Question & Answer
Question: I'm struggling to explain why HMDA treats these two situations differently. First, a loan for the purpose of purchasing a house, where the loan proceeds provide for the down payment and the collateral taken is unimproved land, is, a non-reportable loan. Second, a loan for the purpose of purchasing a house where we also take a house as collateral which would be reportable on the LAR. Since both transactions involve a home purchase, I am having trouble explaining this to loan personnel.
Answer: This is tough to explain, especially when lenders are looking for a reason. Sometimes I find that a little history helps to understand what is going on, especially when the rule doesn't seem to make sense. Compliance doesn't always make sense. In this case, the confusion comes from having to draw the line somewhere and this is the place.
Now for the history. HMDA was originally thought up because of allegations that banks were unwilling to lend in certain areas (generally older housing and minority neighborhoods) and too eager to lend in the suburbs on new construction. HMDA was designed to document and report where lenders actually lend and on what kind of housing. Given this history and purpose, the unimproved lot simply isn't relevant, particularly if it is unrelated to the home purchase transaction. It is simply a piece of security property floating out there, much like stocks or a car.

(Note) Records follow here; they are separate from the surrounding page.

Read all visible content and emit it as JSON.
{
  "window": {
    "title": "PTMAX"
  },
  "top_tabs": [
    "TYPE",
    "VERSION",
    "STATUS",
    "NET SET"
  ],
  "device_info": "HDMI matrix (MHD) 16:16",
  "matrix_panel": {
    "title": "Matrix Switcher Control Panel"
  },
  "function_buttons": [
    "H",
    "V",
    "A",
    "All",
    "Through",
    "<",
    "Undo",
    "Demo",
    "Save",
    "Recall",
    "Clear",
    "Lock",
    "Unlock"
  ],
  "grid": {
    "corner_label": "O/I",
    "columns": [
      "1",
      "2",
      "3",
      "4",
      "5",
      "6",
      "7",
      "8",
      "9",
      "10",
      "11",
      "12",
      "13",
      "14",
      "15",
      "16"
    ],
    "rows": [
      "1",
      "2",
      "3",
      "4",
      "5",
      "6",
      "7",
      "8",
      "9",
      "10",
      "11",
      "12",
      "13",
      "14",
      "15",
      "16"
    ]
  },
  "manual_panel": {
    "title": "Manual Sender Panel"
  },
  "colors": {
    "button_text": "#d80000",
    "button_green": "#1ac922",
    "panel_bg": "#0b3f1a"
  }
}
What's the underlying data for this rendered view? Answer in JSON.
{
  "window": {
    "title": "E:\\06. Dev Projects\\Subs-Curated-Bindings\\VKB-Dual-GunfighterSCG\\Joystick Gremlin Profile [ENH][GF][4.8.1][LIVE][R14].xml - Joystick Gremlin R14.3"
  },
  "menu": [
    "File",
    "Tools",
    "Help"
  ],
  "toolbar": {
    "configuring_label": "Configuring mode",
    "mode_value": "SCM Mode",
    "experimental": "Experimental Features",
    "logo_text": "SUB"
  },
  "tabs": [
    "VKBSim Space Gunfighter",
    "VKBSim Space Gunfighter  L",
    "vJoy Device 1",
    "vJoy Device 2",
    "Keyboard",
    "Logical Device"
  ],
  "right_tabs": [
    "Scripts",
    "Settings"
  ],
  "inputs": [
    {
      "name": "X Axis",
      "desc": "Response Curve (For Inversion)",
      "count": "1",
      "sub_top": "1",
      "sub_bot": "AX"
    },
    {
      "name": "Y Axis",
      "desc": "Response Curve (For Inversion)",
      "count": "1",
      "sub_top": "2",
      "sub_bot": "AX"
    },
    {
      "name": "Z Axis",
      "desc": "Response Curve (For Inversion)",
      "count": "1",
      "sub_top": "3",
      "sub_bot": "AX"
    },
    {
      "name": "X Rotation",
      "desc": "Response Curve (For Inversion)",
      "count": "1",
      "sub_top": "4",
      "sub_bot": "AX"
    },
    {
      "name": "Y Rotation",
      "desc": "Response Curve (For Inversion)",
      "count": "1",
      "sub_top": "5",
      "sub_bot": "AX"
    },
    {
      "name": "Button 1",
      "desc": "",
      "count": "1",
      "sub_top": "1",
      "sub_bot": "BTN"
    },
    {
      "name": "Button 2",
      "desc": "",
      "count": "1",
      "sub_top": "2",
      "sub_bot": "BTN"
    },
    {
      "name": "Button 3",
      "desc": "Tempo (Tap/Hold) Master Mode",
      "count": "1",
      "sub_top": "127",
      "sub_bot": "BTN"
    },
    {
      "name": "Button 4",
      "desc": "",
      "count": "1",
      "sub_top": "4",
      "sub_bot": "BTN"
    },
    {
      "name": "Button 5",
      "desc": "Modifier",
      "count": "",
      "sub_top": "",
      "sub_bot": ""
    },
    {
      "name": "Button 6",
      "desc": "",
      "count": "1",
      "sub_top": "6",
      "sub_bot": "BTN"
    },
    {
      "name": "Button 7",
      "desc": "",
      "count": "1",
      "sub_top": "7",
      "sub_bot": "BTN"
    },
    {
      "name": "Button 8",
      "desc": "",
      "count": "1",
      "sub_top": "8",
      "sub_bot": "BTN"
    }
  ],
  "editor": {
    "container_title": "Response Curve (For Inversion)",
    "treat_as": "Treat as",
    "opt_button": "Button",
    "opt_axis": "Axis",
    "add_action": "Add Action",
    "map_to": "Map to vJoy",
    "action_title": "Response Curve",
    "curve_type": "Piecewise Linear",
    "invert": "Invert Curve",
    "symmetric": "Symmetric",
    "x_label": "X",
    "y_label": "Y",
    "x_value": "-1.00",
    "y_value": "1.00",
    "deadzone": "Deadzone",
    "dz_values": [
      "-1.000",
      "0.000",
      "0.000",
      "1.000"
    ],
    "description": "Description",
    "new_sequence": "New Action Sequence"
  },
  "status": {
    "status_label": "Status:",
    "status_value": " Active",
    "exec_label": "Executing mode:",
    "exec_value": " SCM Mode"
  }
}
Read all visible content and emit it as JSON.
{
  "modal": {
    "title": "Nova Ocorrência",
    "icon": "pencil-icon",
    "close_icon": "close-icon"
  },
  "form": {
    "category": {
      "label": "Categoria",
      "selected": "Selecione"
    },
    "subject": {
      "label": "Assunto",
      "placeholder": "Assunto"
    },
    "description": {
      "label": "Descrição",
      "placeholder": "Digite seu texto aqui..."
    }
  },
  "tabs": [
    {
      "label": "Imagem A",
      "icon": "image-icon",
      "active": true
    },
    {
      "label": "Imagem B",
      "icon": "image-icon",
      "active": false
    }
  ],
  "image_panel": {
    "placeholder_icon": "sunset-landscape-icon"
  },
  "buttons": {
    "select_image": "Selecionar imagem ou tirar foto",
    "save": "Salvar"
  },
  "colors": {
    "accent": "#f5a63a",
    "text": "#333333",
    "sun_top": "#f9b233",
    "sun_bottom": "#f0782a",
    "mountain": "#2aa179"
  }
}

However, where the collateral is a house, we have more trouble saying that the security property is not relevant to HMDA. It is, in fact, a dwelling. This strikes to the heart of the concerns that HMDA is designed to measure: will you lend in my neighborhood in spite of who lives there and how new or old the houses are. So, this security can't be excused from HMDA coverage even though it is taken for the same purpose as the raw lot.

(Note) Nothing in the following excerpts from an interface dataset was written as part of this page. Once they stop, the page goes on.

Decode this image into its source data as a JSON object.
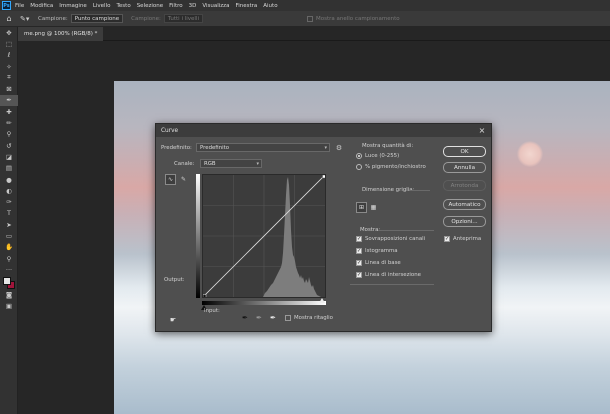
{
  "menubar": {
    "items": [
      "File",
      "Modifica",
      "Immagine",
      "Livello",
      "Testo",
      "Selezione",
      "Filtro",
      "3D",
      "Visualizza",
      "Finestra",
      "Aiuto"
    ]
  },
  "options": {
    "sample_label": "Campione:",
    "sample_value": "Punto campione",
    "sample_size_label": "Campione:",
    "sample_size_value": "Tutti i livelli",
    "show_ring": "Mostra anello campionamento"
  },
  "document_tab": "me.png @ 100% (RGB/8) *",
  "colors": {
    "foreground": "#e5e5e5",
    "background": "#a0143a",
    "ps_blue": "#31a8ff"
  },
  "dialog": {
    "title": "Curve",
    "close": "×",
    "preset_label": "Predefinito:",
    "preset_value": "Predefinito",
    "channel_label": "Canale:",
    "channel_value": "RGB",
    "output_label": "Output:",
    "input_label": "Input:",
    "show_clipping": "Mostra ritaglio",
    "show_amount_title": "Mostra quantità di:",
    "light_option": "Luce (0-255)",
    "pigment_option": "% pigmento/inchiostro",
    "grid_title": "Dimensione griglia:",
    "show_title": "Mostra:",
    "channel_overlays": "Sovrapposizioni canali",
    "histogram": "Istogramma",
    "baseline": "Linea di base",
    "intersection_line": "Linea di intersezione",
    "preview": "Anteprima",
    "buttons": {
      "ok": "OK",
      "cancel": "Annulla",
      "smooth": "Arrotonda",
      "auto": "Automatico",
      "options": "Opzioni..."
    },
    "icons": {
      "settings": "gear-icon",
      "curve_tool": "curve-point-icon",
      "pencil": "pencil-icon",
      "hand": "on-image-adjust-icon",
      "eyedropper": "eyedropper-icon"
    }
  }
}
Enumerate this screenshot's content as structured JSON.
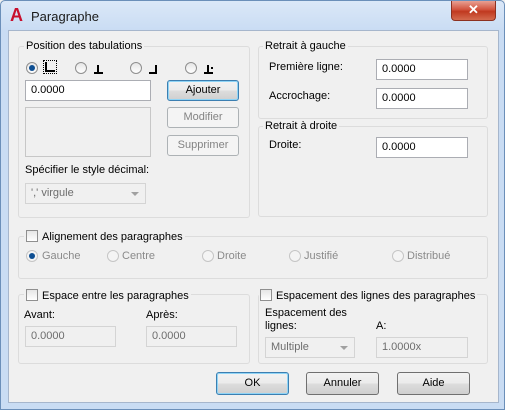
{
  "window": {
    "title": "Paragraphe",
    "app_icon": "autocad-a-icon",
    "close_label": "✕"
  },
  "tabs_group": {
    "label": "Position des tabulations",
    "radios": [
      {
        "icon": "tab-left-icon",
        "checked": true
      },
      {
        "icon": "tab-center-icon",
        "checked": false
      },
      {
        "icon": "tab-right-icon",
        "checked": false
      },
      {
        "icon": "tab-decimal-icon",
        "checked": false
      }
    ],
    "position_value": "0.0000",
    "add_button": "Ajouter",
    "modify_button": "Modifier",
    "delete_button": "Supprimer",
    "decimal_label": "Spécifier le style décimal:",
    "decimal_value": "',' virgule"
  },
  "left_indent": {
    "label": "Retrait à gauche",
    "first_line_label": "Première ligne:",
    "first_line_value": "0.0000",
    "hanging_label": "Accrochage:",
    "hanging_value": "0.0000"
  },
  "right_indent": {
    "label": "Retrait à droite",
    "right_label": "Droite:",
    "right_value": "0.0000"
  },
  "alignment": {
    "label": "Alignement des paragraphes",
    "checked": false,
    "options": [
      "Gauche",
      "Centre",
      "Droite",
      "Justifié",
      "Distribué"
    ],
    "selected": "Gauche"
  },
  "paragraph_spacing": {
    "label": "Espace entre les paragraphes",
    "checked": false,
    "before_label": "Avant:",
    "before_value": "0.0000",
    "after_label": "Après:",
    "after_value": "0.0000"
  },
  "line_spacing": {
    "label": "Espacement des lignes des paragraphes",
    "checked": false,
    "spacing_label_1": "Espacement des",
    "spacing_label_2": "lignes:",
    "spacing_value": "Multiple",
    "at_label": "A:",
    "at_value": "1.0000x"
  },
  "buttons": {
    "ok": "OK",
    "cancel": "Annuler",
    "help": "Aide"
  }
}
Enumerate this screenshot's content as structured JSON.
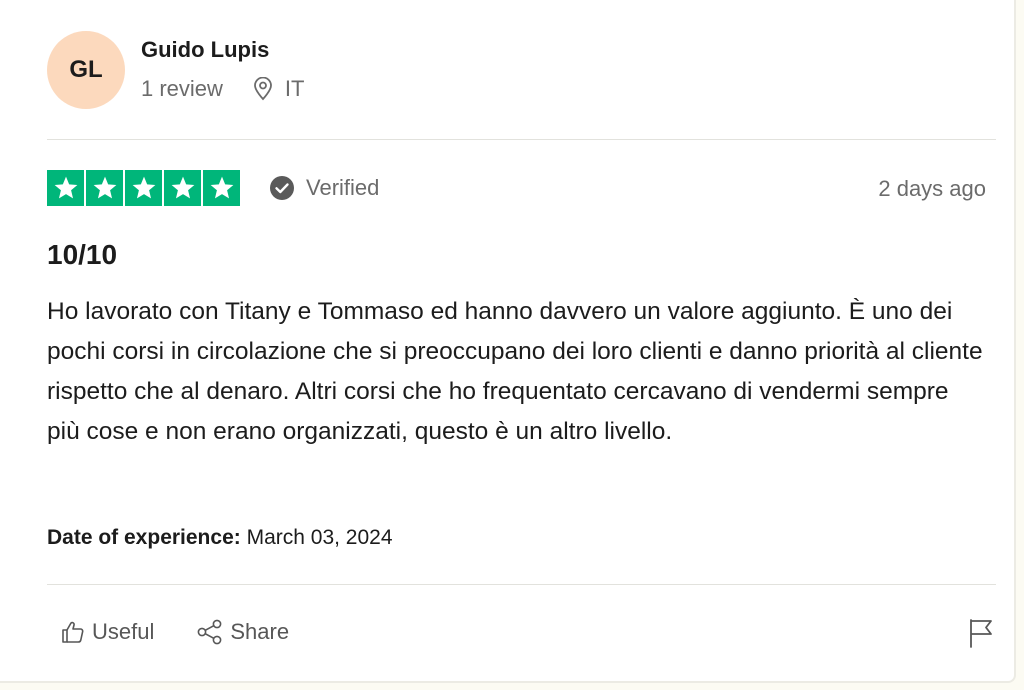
{
  "reviewer": {
    "initials": "GL",
    "name": "Guido Lupis",
    "review_count": "1 review",
    "country": "IT"
  },
  "rating": {
    "stars": 5,
    "max_stars": 5,
    "verified_label": "Verified",
    "posted_ago": "2 days ago"
  },
  "review": {
    "title": "10/10",
    "body": "Ho lavorato con Titany e Tommaso ed hanno davvero un valore aggiunto. È uno dei pochi corsi in circolazione che si preoccupano dei loro clienti e danno priorità al cliente rispetto che al denaro. Altri corsi che ho frequentato cercavano di vendermi sempre più cose e non erano organizzati, questo è un altro livello.",
    "experience_label": "Date of experience:",
    "experience_date": "March 03, 2024"
  },
  "actions": {
    "useful_label": "Useful",
    "share_label": "Share",
    "flag_icon": "flag-icon"
  },
  "colors": {
    "star_green": "#00b67a",
    "avatar_bg": "#fcd9bd",
    "muted_text": "#6b6b6b"
  }
}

Copyright © 1997 Compliance Action. Originally appeared in Compliance Action, Vol. 2, No. 10, 8/97
First published on 08/01/1997